# [WORK TO BE COMPLETED]
The records that follow must be reproduced in full, exactly as written.
[DATASET EXCERPTS — start]
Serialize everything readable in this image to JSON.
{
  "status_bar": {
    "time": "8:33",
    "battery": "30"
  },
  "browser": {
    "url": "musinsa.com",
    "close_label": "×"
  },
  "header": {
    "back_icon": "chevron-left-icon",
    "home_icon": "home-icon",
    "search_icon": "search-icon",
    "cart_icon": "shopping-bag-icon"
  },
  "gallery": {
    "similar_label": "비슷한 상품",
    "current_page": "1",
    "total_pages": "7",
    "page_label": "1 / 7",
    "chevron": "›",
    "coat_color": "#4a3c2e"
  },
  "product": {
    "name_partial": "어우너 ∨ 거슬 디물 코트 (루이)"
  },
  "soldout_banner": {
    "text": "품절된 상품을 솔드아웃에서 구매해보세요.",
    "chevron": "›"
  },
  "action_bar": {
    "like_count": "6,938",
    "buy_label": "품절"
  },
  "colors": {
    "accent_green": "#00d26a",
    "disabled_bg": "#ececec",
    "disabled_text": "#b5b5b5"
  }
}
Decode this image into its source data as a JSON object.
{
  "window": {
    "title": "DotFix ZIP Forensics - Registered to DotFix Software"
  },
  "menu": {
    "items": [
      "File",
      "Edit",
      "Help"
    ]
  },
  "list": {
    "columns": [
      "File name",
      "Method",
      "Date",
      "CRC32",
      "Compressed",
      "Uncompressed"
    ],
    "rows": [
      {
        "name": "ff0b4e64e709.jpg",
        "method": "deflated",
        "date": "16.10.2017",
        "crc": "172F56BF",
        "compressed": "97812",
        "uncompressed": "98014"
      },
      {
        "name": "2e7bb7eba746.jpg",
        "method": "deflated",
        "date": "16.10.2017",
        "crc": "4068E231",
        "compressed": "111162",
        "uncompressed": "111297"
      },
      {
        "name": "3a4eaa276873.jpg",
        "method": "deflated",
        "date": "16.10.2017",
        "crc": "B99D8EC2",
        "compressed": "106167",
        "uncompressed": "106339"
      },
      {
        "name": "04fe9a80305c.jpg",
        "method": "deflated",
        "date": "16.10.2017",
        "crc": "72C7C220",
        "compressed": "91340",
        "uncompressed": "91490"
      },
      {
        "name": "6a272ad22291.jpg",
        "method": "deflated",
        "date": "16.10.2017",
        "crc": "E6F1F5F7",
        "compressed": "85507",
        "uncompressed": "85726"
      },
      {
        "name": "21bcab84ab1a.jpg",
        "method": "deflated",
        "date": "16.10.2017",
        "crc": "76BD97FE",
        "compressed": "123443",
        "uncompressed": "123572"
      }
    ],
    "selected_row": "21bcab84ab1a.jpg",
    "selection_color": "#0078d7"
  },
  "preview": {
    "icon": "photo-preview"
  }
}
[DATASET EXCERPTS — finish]
# [FINAL ANSWER]
Serialize everything readable in this image to JSON.
{
  "status_bar": {
    "time": "8:33",
    "battery": "30"
  },
  "browser": {
    "url": "musinsa.com",
    "close_label": "×"
  },
  "header": {
    "back_icon": "chevron-left-icon",
    "home_icon": "home-icon",
    "search_icon": "search-icon",
    "cart_icon": "shopping-bag-icon"
  },
  "gallery": {
    "similar_label": "비슷한 상품",
    "current_page": "1",
    "total_pages": "7",
    "page_label": "1 / 7",
    "chevron": "›",
    "coat_color": "#4a3c2e"
  },
  "product": {
    "name_partial": "어우너 ∨ 거슬 디물 코트 (루이)"
  },
  "soldout_banner": {
    "text": "품절된 상품을 솔드아웃에서 구매해보세요.",
    "chevron": "›"
  },
  "action_bar": {
    "like_count": "6,938",
    "buy_label": "품절"
  },
  "colors": {
    "accent_green": "#00d26a",
    "disabled_bg": "#ececec",
    "disabled_text": "#b5b5b5"
  }
}
Decode this image into its source data as a JSON object.
{
  "window": {
    "title": "DotFix ZIP Forensics - Registered to DotFix Software"
  },
  "menu": {
    "items": [
      "File",
      "Edit",
      "Help"
    ]
  },
  "list": {
    "columns": [
      "File name",
      "Method",
      "Date",
      "CRC32",
      "Compressed",
      "Uncompressed"
    ],
    "rows": [
      {
        "name": "ff0b4e64e709.jpg",
        "method": "deflated",
        "date": "16.10.2017",
        "crc": "172F56BF",
        "compressed": "97812",
        "uncompressed": "98014"
      },
      {
        "name": "2e7bb7eba746.jpg",
        "method": "deflated",
        "date": "16.10.2017",
        "crc": "4068E231",
        "compressed": "111162",
        "uncompressed": "111297"
      },
      {
        "name": "3a4eaa276873.jpg",
        "method": "deflated",
        "date": "16.10.2017",
        "crc": "B99D8EC2",
        "compressed": "106167",
        "uncompressed": "106339"
      },
      {
        "name": "04fe9a80305c.jpg",
        "method": "deflated",
        "date": "16.10.2017",
        "crc": "72C7C220",
        "compressed": "91340",
        "uncompressed": "91490"
      },
      {
        "name": "6a272ad22291.jpg",
        "method": "deflated",
        "date": "16.10.2017",
        "crc": "E6F1F5F7",
        "compressed": "85507",
        "uncompressed": "85726"
      },
      {
        "name": "21bcab84ab1a.jpg",
        "method": "deflated",
        "date": "16.10.2017",
        "crc": "76BD97FE",
        "compressed": "123443",
        "uncompressed": "123572"
      }
    ],
    "selected_row": "21bcab84ab1a.jpg",
    "selection_color": "#0078d7"
  },
  "preview": {
    "icon": "photo-preview"
  }
}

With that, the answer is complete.